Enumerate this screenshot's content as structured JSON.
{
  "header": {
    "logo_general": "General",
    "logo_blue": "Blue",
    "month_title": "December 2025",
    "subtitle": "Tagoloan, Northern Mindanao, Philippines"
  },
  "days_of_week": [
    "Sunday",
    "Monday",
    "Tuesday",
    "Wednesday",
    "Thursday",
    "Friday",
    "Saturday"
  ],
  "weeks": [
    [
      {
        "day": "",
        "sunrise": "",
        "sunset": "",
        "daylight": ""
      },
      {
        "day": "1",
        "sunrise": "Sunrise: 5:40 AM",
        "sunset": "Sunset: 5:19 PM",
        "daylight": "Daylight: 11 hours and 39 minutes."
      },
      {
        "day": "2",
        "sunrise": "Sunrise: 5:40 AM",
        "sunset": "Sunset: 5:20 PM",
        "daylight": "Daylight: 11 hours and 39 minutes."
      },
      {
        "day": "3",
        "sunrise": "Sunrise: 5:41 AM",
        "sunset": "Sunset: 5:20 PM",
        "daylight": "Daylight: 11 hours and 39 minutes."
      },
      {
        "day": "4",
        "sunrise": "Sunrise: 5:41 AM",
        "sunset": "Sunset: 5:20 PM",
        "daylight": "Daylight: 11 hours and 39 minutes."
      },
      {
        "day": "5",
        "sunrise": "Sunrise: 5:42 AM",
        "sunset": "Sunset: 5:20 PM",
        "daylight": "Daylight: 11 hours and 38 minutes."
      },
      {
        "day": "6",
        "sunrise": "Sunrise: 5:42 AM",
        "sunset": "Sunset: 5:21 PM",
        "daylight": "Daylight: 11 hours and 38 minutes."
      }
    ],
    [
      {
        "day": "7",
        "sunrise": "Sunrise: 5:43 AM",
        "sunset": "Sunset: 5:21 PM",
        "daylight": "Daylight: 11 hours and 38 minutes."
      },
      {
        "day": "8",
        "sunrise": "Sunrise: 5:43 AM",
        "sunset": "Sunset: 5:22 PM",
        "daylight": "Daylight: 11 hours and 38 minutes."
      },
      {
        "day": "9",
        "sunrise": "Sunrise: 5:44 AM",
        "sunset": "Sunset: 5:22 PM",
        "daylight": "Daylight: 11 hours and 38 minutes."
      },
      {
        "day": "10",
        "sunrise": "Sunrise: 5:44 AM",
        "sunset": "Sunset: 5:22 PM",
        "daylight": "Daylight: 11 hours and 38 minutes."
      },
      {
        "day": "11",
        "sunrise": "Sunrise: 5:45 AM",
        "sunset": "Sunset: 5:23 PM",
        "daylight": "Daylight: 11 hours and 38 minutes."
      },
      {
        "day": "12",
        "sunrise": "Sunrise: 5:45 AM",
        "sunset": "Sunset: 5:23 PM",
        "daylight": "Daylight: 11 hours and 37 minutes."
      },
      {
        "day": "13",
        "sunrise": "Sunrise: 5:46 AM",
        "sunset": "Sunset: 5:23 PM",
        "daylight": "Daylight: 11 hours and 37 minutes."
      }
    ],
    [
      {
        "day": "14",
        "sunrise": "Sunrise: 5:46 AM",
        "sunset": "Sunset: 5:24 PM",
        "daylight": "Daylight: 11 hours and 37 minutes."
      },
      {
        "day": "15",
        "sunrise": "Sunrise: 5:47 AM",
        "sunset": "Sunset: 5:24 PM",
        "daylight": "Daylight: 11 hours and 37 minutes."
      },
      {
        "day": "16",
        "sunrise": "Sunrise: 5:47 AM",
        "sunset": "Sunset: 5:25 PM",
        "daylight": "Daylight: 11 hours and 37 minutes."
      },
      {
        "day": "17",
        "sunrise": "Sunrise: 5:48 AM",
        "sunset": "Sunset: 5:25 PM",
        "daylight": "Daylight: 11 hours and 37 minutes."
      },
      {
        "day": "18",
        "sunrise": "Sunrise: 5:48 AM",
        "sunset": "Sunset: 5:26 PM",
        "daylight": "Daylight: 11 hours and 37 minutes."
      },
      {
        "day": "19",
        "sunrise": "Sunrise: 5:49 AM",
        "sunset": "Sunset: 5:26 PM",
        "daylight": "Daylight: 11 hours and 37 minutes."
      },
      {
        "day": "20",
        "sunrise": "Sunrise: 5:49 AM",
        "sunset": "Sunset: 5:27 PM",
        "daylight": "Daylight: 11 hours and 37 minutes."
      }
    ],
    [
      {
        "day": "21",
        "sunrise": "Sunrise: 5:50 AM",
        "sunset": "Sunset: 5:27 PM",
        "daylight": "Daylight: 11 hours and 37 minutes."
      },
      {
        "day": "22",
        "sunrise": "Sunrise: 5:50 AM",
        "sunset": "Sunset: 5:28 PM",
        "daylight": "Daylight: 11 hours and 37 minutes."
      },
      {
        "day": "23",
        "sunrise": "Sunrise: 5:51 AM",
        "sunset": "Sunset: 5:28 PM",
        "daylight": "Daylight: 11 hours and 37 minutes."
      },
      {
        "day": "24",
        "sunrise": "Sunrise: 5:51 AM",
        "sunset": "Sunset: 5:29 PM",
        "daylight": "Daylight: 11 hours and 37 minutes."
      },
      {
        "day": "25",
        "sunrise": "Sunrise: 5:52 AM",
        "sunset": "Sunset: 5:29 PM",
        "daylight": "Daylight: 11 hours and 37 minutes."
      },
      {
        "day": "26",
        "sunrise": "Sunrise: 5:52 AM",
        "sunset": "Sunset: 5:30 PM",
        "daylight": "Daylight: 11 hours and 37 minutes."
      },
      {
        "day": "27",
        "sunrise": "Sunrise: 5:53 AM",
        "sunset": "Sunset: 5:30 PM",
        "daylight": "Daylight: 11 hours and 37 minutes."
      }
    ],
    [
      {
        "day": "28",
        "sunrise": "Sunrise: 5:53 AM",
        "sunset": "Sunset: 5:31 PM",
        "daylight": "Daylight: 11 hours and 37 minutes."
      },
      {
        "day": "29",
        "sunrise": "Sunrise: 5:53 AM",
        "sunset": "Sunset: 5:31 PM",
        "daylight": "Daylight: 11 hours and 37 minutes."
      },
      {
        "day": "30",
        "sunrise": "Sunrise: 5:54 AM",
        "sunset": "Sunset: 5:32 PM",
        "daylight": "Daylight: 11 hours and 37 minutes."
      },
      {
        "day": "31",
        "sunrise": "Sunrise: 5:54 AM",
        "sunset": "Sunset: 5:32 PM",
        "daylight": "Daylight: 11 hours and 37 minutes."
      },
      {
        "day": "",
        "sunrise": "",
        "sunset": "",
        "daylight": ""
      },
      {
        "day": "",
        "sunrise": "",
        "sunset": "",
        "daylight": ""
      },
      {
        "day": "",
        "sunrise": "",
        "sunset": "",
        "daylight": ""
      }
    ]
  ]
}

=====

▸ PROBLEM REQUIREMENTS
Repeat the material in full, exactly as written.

▸ RESULT
Enumerate this screenshot's content as structured JSON.
{
  "header": {
    "logo_general": "General",
    "logo_blue": "Blue",
    "month_title": "December 2025",
    "subtitle": "Tagoloan, Northern Mindanao, Philippines"
  },
  "days_of_week": [
    "Sunday",
    "Monday",
    "Tuesday",
    "Wednesday",
    "Thursday",
    "Friday",
    "Saturday"
  ],
  "weeks": [
    [
      {
        "day": "",
        "sunrise": "",
        "sunset": "",
        "daylight": ""
      },
      {
        "day": "1",
        "sunrise": "Sunrise: 5:40 AM",
        "sunset": "Sunset: 5:19 PM",
        "daylight": "Daylight: 11 hours and 39 minutes."
      },
      {
        "day": "2",
        "sunrise": "Sunrise: 5:40 AM",
        "sunset": "Sunset: 5:20 PM",
        "daylight": "Daylight: 11 hours and 39 minutes."
      },
      {
        "day": "3",
        "sunrise": "Sunrise: 5:41 AM",
        "sunset": "Sunset: 5:20 PM",
        "daylight": "Daylight: 11 hours and 39 minutes."
      },
      {
        "day": "4",
        "sunrise": "Sunrise: 5:41 AM",
        "sunset": "Sunset: 5:20 PM",
        "daylight": "Daylight: 11 hours and 39 minutes."
      },
      {
        "day": "5",
        "sunrise": "Sunrise: 5:42 AM",
        "sunset": "Sunset: 5:20 PM",
        "daylight": "Daylight: 11 hours and 38 minutes."
      },
      {
        "day": "6",
        "sunrise": "Sunrise: 5:42 AM",
        "sunset": "Sunset: 5:21 PM",
        "daylight": "Daylight: 11 hours and 38 minutes."
      }
    ],
    [
      {
        "day": "7",
        "sunrise": "Sunrise: 5:43 AM",
        "sunset": "Sunset: 5:21 PM",
        "daylight": "Daylight: 11 hours and 38 minutes."
      },
      {
        "day": "8",
        "sunrise": "Sunrise: 5:43 AM",
        "sunset": "Sunset: 5:22 PM",
        "daylight": "Daylight: 11 hours and 38 minutes."
      },
      {
        "day": "9",
        "sunrise": "Sunrise: 5:44 AM",
        "sunset": "Sunset: 5:22 PM",
        "daylight": "Daylight: 11 hours and 38 minutes."
      },
      {
        "day": "10",
        "sunrise": "Sunrise: 5:44 AM",
        "sunset": "Sunset: 5:22 PM",
        "daylight": "Daylight: 11 hours and 38 minutes."
      },
      {
        "day": "11",
        "sunrise": "Sunrise: 5:45 AM",
        "sunset": "Sunset: 5:23 PM",
        "daylight": "Daylight: 11 hours and 38 minutes."
      },
      {
        "day": "12",
        "sunrise": "Sunrise: 5:45 AM",
        "sunset": "Sunset: 5:23 PM",
        "daylight": "Daylight: 11 hours and 37 minutes."
      },
      {
        "day": "13",
        "sunrise": "Sunrise: 5:46 AM",
        "sunset": "Sunset: 5:23 PM",
        "daylight": "Daylight: 11 hours and 37 minutes."
      }
    ],
    [
      {
        "day": "14",
        "sunrise": "Sunrise: 5:46 AM",
        "sunset": "Sunset: 5:24 PM",
        "daylight": "Daylight: 11 hours and 37 minutes."
      },
      {
        "day": "15",
        "sunrise": "Sunrise: 5:47 AM",
        "sunset": "Sunset: 5:24 PM",
        "daylight": "Daylight: 11 hours and 37 minutes."
      },
      {
        "day": "16",
        "sunrise": "Sunrise: 5:47 AM",
        "sunset": "Sunset: 5:25 PM",
        "daylight": "Daylight: 11 hours and 37 minutes."
      },
      {
        "day": "17",
        "sunrise": "Sunrise: 5:48 AM",
        "sunset": "Sunset: 5:25 PM",
        "daylight": "Daylight: 11 hours and 37 minutes."
      },
      {
        "day": "18",
        "sunrise": "Sunrise: 5:48 AM",
        "sunset": "Sunset: 5:26 PM",
        "daylight": "Daylight: 11 hours and 37 minutes."
      },
      {
        "day": "19",
        "sunrise": "Sunrise: 5:49 AM",
        "sunset": "Sunset: 5:26 PM",
        "daylight": "Daylight: 11 hours and 37 minutes."
      },
      {
        "day": "20",
        "sunrise": "Sunrise: 5:49 AM",
        "sunset": "Sunset: 5:27 PM",
        "daylight": "Daylight: 11 hours and 37 minutes."
      }
    ],
    [
      {
        "day": "21",
        "sunrise": "Sunrise: 5:50 AM",
        "sunset": "Sunset: 5:27 PM",
        "daylight": "Daylight: 11 hours and 37 minutes."
      },
      {
        "day": "22",
        "sunrise": "Sunrise: 5:50 AM",
        "sunset": "Sunset: 5:28 PM",
        "daylight": "Daylight: 11 hours and 37 minutes."
      },
      {
        "day": "23",
        "sunrise": "Sunrise: 5:51 AM",
        "sunset": "Sunset: 5:28 PM",
        "daylight": "Daylight: 11 hours and 37 minutes."
      },
      {
        "day": "24",
        "sunrise": "Sunrise: 5:51 AM",
        "sunset": "Sunset: 5:29 PM",
        "daylight": "Daylight: 11 hours and 37 minutes."
      },
      {
        "day": "25",
        "sunrise": "Sunrise: 5:52 AM",
        "sunset": "Sunset: 5:29 PM",
        "daylight": "Daylight: 11 hours and 37 minutes."
      },
      {
        "day": "26",
        "sunrise": "Sunrise: 5:52 AM",
        "sunset": "Sunset: 5:30 PM",
        "daylight": "Daylight: 11 hours and 37 minutes."
      },
      {
        "day": "27",
        "sunrise": "Sunrise: 5:53 AM",
        "sunset": "Sunset: 5:30 PM",
        "daylight": "Daylight: 11 hours and 37 minutes."
      }
    ],
    [
      {
        "day": "28",
        "sunrise": "Sunrise: 5:53 AM",
        "sunset": "Sunset: 5:31 PM",
        "daylight": "Daylight: 11 hours and 37 minutes."
      },
      {
        "day": "29",
        "sunrise": "Sunrise: 5:53 AM",
        "sunset": "Sunset: 5:31 PM",
        "daylight": "Daylight: 11 hours and 37 minutes."
      },
      {
        "day": "30",
        "sunrise": "Sunrise: 5:54 AM",
        "sunset": "Sunset: 5:32 PM",
        "daylight": "Daylight: 11 hours and 37 minutes."
      },
      {
        "day": "31",
        "sunrise": "Sunrise: 5:54 AM",
        "sunset": "Sunset: 5:32 PM",
        "daylight": "Daylight: 11 hours and 37 minutes."
      },
      {
        "day": "",
        "sunrise": "",
        "sunset": "",
        "daylight": ""
      },
      {
        "day": "",
        "sunrise": "",
        "sunset": "",
        "daylight": ""
      },
      {
        "day": "",
        "sunrise": "",
        "sunset": "",
        "daylight": ""
      }
    ]
  ]
}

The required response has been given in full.